======== Records to process ========

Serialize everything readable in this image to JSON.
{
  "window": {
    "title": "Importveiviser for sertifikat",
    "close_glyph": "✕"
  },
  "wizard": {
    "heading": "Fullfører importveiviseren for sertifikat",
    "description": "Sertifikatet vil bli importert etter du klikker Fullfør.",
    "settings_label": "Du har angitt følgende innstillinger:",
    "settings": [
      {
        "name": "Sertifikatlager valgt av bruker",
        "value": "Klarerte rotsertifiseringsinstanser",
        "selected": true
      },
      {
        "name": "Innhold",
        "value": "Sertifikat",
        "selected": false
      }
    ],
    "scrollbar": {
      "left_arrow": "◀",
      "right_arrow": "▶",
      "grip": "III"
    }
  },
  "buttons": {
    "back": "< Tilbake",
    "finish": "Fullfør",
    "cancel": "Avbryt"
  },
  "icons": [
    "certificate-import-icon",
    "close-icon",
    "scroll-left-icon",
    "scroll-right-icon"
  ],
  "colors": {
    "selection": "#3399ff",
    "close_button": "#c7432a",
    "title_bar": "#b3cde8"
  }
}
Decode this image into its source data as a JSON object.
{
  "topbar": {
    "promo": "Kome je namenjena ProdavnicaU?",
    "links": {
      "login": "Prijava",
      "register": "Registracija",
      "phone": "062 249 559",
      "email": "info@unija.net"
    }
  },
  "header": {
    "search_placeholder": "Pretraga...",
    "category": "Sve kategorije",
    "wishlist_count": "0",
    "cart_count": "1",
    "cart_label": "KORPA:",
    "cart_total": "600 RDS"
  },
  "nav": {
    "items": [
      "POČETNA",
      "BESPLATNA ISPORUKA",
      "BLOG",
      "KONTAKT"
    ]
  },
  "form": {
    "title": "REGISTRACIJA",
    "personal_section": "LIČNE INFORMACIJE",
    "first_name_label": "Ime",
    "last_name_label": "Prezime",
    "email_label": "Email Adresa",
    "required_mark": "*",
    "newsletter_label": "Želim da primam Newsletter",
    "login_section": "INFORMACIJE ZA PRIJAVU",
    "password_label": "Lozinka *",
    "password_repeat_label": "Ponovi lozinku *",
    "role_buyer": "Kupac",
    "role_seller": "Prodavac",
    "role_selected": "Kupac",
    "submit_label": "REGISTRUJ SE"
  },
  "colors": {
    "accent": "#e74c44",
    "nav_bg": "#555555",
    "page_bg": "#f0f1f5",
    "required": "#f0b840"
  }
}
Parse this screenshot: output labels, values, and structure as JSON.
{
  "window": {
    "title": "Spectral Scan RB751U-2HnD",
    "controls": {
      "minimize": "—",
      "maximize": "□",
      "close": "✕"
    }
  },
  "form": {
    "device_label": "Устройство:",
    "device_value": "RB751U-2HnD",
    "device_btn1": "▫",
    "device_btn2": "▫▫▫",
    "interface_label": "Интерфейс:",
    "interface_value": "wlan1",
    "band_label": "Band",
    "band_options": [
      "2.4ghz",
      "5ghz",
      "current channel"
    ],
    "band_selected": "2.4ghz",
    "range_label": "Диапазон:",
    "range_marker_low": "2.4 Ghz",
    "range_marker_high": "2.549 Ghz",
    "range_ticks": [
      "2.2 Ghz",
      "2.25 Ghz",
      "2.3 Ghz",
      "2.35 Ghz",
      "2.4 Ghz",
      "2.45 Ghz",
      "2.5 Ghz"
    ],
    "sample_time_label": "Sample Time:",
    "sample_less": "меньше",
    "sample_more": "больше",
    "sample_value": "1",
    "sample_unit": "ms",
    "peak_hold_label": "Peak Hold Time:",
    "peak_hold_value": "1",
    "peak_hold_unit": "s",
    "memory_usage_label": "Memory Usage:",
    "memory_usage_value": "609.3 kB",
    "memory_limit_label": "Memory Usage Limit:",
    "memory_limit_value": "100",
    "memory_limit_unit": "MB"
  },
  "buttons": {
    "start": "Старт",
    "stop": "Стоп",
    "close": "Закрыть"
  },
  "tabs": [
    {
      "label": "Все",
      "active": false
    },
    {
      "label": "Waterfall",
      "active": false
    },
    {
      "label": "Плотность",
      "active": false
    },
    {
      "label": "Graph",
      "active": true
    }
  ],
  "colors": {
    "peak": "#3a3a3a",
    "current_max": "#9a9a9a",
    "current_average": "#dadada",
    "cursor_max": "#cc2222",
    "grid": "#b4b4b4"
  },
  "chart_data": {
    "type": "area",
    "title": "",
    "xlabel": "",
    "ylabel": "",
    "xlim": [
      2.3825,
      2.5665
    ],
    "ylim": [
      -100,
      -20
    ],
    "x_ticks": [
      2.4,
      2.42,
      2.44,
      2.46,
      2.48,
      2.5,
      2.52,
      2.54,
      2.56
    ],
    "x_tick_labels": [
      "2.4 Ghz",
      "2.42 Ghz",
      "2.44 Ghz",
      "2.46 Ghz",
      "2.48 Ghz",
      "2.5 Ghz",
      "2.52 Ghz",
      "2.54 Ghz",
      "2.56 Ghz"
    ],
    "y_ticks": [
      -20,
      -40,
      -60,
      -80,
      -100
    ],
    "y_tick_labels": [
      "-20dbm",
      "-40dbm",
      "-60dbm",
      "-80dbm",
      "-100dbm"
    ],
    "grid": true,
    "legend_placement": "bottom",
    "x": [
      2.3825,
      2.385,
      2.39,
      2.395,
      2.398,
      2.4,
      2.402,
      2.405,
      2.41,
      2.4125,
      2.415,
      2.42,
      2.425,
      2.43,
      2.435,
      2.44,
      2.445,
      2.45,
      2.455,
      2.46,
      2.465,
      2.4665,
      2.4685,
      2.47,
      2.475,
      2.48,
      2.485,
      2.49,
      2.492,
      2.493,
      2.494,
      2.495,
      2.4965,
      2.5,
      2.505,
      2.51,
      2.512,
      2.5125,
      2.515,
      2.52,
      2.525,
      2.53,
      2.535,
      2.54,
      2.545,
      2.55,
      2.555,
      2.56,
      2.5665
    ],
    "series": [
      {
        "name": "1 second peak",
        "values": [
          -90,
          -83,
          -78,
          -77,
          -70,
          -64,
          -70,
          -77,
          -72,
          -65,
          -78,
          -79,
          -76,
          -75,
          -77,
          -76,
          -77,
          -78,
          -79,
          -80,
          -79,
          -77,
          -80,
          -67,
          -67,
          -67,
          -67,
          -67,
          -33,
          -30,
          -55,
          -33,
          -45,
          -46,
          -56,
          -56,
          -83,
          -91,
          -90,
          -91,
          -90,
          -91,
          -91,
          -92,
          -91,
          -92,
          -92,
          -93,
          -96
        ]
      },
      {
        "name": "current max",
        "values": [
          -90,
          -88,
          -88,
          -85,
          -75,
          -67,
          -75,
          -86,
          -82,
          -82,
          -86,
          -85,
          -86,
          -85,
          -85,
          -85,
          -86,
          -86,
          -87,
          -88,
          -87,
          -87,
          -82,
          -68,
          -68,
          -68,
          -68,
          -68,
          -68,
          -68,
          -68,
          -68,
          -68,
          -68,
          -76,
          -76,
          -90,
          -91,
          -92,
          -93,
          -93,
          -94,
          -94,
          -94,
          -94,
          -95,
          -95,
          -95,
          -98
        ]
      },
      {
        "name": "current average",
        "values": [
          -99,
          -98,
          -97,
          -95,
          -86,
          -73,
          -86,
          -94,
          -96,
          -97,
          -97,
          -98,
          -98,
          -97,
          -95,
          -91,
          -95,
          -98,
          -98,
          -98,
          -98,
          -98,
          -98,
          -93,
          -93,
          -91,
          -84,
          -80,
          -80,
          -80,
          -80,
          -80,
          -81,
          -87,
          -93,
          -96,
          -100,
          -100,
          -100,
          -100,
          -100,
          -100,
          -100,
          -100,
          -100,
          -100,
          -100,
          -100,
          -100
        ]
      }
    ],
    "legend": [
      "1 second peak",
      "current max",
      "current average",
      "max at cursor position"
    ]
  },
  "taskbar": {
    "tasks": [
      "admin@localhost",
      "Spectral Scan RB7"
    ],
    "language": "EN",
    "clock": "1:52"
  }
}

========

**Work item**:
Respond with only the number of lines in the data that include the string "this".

**Solved problem**:
3